Scan the material and copy every line in which "title" appears.

**Working data:**
____________

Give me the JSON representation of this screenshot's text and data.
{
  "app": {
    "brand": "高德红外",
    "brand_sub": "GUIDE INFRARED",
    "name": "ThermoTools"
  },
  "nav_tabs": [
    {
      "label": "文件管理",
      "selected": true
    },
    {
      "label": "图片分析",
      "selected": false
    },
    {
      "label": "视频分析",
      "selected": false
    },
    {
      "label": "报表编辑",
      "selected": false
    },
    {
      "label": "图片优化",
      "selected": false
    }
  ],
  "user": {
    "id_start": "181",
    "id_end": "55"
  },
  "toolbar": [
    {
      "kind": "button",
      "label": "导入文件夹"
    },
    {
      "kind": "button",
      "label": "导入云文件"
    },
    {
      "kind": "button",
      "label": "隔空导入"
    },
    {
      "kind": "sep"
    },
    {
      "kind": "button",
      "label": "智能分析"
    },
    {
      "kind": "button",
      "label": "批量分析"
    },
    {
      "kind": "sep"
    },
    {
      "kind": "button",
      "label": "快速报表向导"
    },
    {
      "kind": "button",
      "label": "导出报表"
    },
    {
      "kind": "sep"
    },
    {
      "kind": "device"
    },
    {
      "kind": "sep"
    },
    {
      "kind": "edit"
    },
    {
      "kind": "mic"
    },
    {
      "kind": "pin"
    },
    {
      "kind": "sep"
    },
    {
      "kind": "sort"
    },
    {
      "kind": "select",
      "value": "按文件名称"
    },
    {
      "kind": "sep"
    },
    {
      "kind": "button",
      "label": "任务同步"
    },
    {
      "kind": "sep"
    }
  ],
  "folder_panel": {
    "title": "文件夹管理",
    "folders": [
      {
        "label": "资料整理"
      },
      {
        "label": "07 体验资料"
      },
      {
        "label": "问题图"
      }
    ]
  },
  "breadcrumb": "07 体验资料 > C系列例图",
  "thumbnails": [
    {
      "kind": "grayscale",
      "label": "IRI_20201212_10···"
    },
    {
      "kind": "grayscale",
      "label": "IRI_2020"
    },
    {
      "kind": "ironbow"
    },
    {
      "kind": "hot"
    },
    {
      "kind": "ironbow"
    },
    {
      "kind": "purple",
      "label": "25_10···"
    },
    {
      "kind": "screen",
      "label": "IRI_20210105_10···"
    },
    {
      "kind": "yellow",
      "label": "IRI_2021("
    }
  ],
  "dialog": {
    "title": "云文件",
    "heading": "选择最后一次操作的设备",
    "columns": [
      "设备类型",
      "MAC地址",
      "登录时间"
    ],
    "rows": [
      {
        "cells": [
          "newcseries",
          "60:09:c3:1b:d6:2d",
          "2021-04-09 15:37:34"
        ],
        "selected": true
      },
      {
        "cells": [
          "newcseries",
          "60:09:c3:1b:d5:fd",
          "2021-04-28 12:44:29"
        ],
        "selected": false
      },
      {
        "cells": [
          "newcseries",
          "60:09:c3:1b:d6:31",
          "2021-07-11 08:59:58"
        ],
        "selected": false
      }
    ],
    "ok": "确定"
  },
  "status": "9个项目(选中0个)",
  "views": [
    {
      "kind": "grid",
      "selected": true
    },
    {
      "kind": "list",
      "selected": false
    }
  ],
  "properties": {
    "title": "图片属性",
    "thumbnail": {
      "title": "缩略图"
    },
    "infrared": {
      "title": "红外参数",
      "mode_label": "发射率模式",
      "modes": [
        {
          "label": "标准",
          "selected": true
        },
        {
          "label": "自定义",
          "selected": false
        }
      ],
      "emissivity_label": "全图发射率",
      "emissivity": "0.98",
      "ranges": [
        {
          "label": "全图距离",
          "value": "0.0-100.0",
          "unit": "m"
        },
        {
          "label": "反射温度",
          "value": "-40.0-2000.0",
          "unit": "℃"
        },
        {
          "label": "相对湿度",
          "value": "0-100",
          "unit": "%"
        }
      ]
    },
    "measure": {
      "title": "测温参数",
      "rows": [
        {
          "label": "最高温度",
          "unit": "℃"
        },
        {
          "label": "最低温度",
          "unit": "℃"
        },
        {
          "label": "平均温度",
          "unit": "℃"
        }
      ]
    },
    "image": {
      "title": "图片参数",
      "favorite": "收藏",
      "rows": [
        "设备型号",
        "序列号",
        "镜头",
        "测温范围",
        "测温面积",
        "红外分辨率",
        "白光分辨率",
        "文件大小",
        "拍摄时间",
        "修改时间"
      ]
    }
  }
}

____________

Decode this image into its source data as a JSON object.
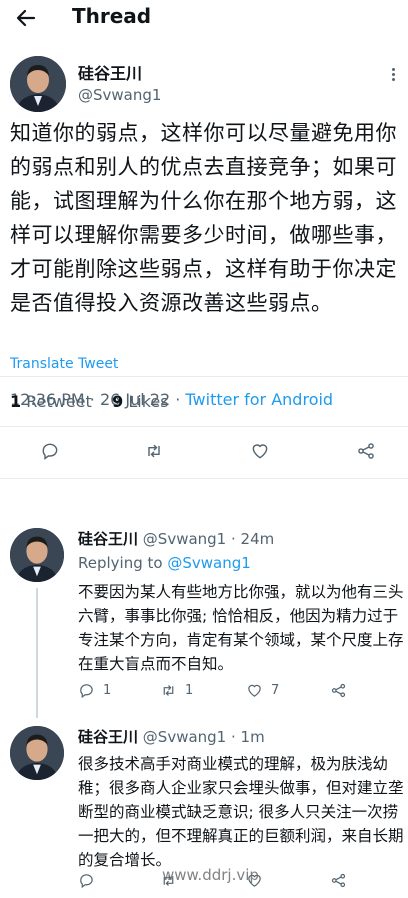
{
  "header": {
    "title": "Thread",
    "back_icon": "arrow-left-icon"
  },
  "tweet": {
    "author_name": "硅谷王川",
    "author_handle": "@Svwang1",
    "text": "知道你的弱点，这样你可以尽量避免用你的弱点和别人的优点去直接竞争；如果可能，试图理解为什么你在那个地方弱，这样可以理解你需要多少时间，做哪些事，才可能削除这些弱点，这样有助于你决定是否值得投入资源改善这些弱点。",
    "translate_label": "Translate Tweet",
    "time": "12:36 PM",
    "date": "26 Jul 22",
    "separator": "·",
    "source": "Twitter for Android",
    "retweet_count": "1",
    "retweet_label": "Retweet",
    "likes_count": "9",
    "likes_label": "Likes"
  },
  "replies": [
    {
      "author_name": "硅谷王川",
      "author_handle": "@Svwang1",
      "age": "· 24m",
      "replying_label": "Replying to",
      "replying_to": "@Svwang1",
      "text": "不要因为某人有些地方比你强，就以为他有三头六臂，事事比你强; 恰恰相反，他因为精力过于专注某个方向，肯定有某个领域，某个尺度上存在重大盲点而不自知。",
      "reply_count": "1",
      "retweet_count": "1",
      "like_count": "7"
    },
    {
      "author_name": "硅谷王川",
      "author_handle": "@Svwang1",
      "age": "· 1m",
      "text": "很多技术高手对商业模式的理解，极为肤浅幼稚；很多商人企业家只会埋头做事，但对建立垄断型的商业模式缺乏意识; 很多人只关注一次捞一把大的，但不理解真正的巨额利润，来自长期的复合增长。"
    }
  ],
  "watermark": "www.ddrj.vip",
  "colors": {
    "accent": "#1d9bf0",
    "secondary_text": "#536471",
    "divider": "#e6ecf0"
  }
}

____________

**Problem solution:**
    "title": "文件夹管理",
    "title": "云文件",
    "title": "图片属性",
      "title": "缩略图"
      "title": "红外参数",
      "title": "测温参数",
      "title": "图片参数",
    "title": "Thread",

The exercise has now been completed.